Best Ways to get the Best of your Shoot Day
PPPPP (OR PRIOR PLANNING PREVENTS POOR PERFORMANCE)
It’s no secret that planning is key to a shoot and in my experience the more meticulous you are the more things you are prepared for. Sure you could show up and “freestyle it” but to be honest you can only get away with that if your last name’s Nolan and your first name’s Chris. I’ve seen people try it and I’ve seen people do it who are quite good at it but they always have a tougher time having not planned it out.
So what consists of planning? Well the primary ones being; location(s) locked, equipment booked, props organised, costumes decided on, shot list made, schedule composed, call sheets sent and anything else that may be important to your specific shoot.
For me this is the first thing I do.
I go through the script or treatment and work out EVERY shot. But it doesn’t stop there. The column based Shot List consists of:
- Scene and shot
- Brief description of shot
and any other areas that are relevant to your shoot. Filling out each box you begin to realise all the little things you may have missed, things like a ketchup bottle as a prop for a certain shot so in a way the Shot List can also act like a checklist.
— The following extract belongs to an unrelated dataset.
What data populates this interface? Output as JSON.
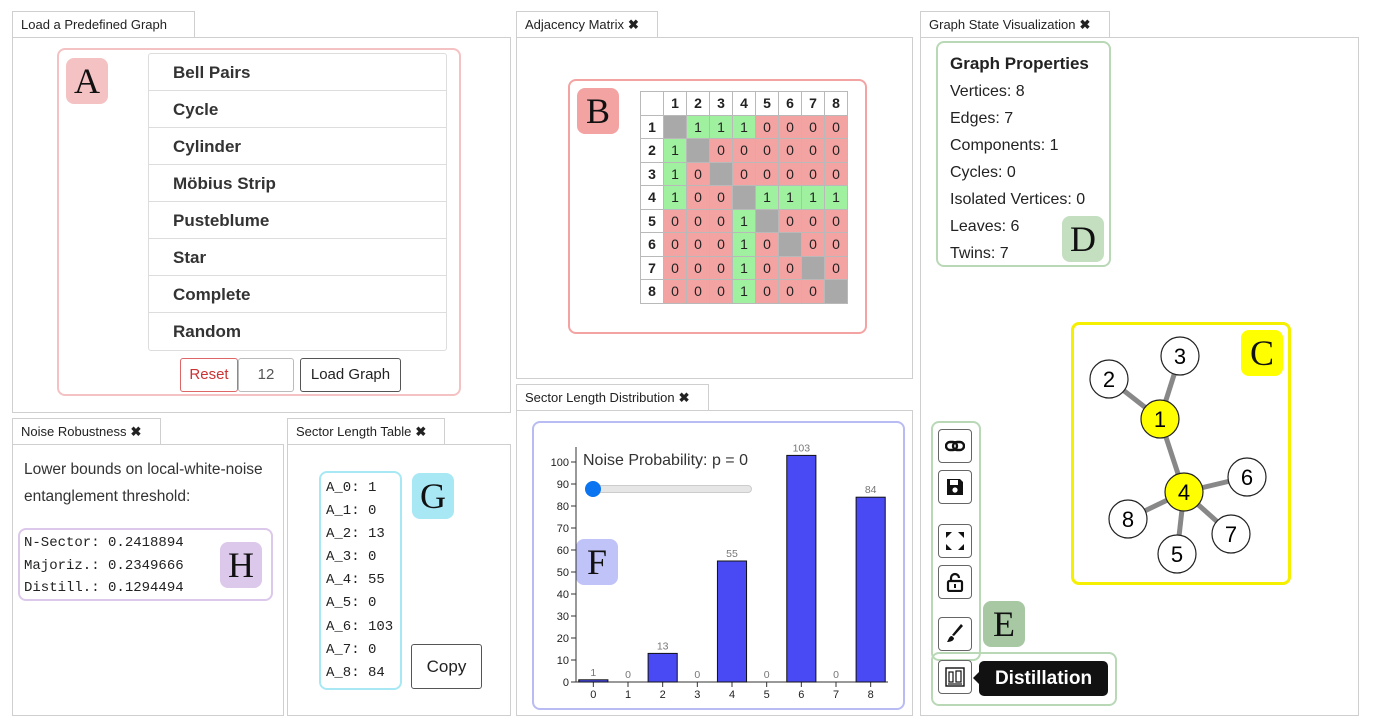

Looking at your shot list gives you an idea of how much work is involved in your shoot and how much time each scene/shot will take, although there is a more succinct method of working out how long a shoot will take…
Not to be confused with Shot List although the Shot List informs the Shoot Schedule. This is where planning becomes a logistical exercise. The Shot List is broken down and reorganised into an order that is the most time effective for your shoot. It could be based on talent availability, location availability, lighting set ups, set build, costume and many more relevant factors.
It’s all about you. If you know you will have many lighting set ups you might find filming out of continuity so you don’t have to change a lighting set up only to change it back again saves a lot of time. Don’t forget time is your biggest enemy. Many films are not shot in continuity purely because of the time and cost implications and if your crew and talent are good then no one will be able to tell when they see the final product.
These have a number of purposes, the two most relevant for this section are: conceptual designs to give a client the right idea of what you’re after and visuals as reference for your creative team. To be honest I don’t always use Storyboards because the Shot List is enough, however, when it comes to VFX (Visual Effects) shoots they are a necessity.
With VFX you can put someone in a fake environment that they have to react to or interact with things that don’t exist in a real environment. What will help this process is a Storyboard because the actors can get an idea of what they are “seeing” and the crew will know what shot type will match the VFX. Try placing your Storyboard on the wall or tape it to a desk so that it’s accessible to everyone and DOESN’T GO MISSING!
Really these are so everyone knows where to be and when and helps when there are different call times and locations for cast and crew. Everyone does call sheets differently, sometimes they’re technical sometimes they’re basic BUT as long as everyone understands the details that’s all that matters.
Main pieces of information needed are: name, role, email, phone number, call time/location (individually), location, emergency numbers, schedule (maybe). Sometimes a map is useful to help people find the locations or if a crew and cast have to go from point A to B a quickest route could make a big difference.
ON THE SHOOT
This is the culmination of all of your planning. Your Shot list, Shoot Schedule, Storyboard and Call Sheet are your weapons in your battle against time in order to make a great video.
Try and start on time. It’s rare that a shoot ever does but saving time at the start may save you at the end of the day. To be honest those first two hours can really drag and it may take a while for everyone to get into a rhythm…until lunch and it starts all over again.
With all of the information you’ve circulated before the shoot and made available during; everyone will know what to do and when and will help stay one step ahead and avoid that awkward “What’s up next?” moment.
Thanks for listening. Watch this space for “It’s all in the edit”.
Read more: How to Make a Music Video Step by Step
Tai Campbell, Creative Director, Epik Music Videos
EPiK Music Videos is a London based music video production company based in South London close to Camberwell. EPiK work with a diverse group of music video directors, each with the own style and individuality. We have made videos for some hard rocking dudes, British Indian heart throbs and many varieties in between.